■ Exercise ■
Word for word, reproduce the data that follows.

■ Data provided ■
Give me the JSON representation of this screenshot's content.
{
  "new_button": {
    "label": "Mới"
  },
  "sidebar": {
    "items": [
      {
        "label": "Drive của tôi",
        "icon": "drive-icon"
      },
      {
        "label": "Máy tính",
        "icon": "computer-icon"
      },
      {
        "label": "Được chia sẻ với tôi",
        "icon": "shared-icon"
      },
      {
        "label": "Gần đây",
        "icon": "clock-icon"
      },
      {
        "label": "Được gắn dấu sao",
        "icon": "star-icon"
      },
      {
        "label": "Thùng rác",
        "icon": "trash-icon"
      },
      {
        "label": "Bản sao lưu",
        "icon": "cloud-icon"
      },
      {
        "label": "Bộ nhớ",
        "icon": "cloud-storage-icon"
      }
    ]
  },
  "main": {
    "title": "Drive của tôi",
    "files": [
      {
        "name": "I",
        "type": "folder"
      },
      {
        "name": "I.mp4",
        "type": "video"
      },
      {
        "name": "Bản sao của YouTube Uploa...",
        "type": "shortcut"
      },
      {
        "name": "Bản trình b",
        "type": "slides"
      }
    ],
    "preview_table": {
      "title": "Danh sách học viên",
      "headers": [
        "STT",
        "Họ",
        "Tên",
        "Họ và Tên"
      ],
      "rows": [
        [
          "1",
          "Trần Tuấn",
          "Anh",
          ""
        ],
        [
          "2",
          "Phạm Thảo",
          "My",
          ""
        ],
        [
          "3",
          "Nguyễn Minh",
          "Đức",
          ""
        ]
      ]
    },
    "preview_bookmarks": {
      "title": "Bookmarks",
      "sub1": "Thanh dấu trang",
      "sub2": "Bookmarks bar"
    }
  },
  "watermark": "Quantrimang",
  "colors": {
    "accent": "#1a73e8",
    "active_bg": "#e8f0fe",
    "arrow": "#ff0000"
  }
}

■ Answer space ■
Give me the JSON representation of this screenshot's content.
{
  "new_button": {
    "label": "Mới"
  },
  "sidebar": {
    "items": [
      {
        "label": "Drive của tôi",
        "icon": "drive-icon"
      },
      {
        "label": "Máy tính",
        "icon": "computer-icon"
      },
      {
        "label": "Được chia sẻ với tôi",
        "icon": "shared-icon"
      },
      {
        "label": "Gần đây",
        "icon": "clock-icon"
      },
      {
        "label": "Được gắn dấu sao",
        "icon": "star-icon"
      },
      {
        "label": "Thùng rác",
        "icon": "trash-icon"
      },
      {
        "label": "Bản sao lưu",
        "icon": "cloud-icon"
      },
      {
        "label": "Bộ nhớ",
        "icon": "cloud-storage-icon"
      }
    ]
  },
  "main": {
    "title": "Drive của tôi",
    "files": [
      {
        "name": "I",
        "type": "folder"
      },
      {
        "name": "I.mp4",
        "type": "video"
      },
      {
        "name": "Bản sao của YouTube Uploa...",
        "type": "shortcut"
      },
      {
        "name": "Bản trình b",
        "type": "slides"
      }
    ],
    "preview_table": {
      "title": "Danh sách học viên",
      "headers": [
        "STT",
        "Họ",
        "Tên",
        "Họ và Tên"
      ],
      "rows": [
        [
          "1",
          "Trần Tuấn",
          "Anh",
          ""
        ],
        [
          "2",
          "Phạm Thảo",
          "My",
          ""
        ],
        [
          "3",
          "Nguyễn Minh",
          "Đức",
          ""
        ]
      ]
    },
    "preview_bookmarks": {
      "title": "Bookmarks",
      "sub1": "Thanh dấu trang",
      "sub2": "Bookmarks bar"
    }
  },
  "watermark": "Quantrimang",
  "colors": {
    "accent": "#1a73e8",
    "active_bg": "#e8f0fe",
    "arrow": "#ff0000"
  }
}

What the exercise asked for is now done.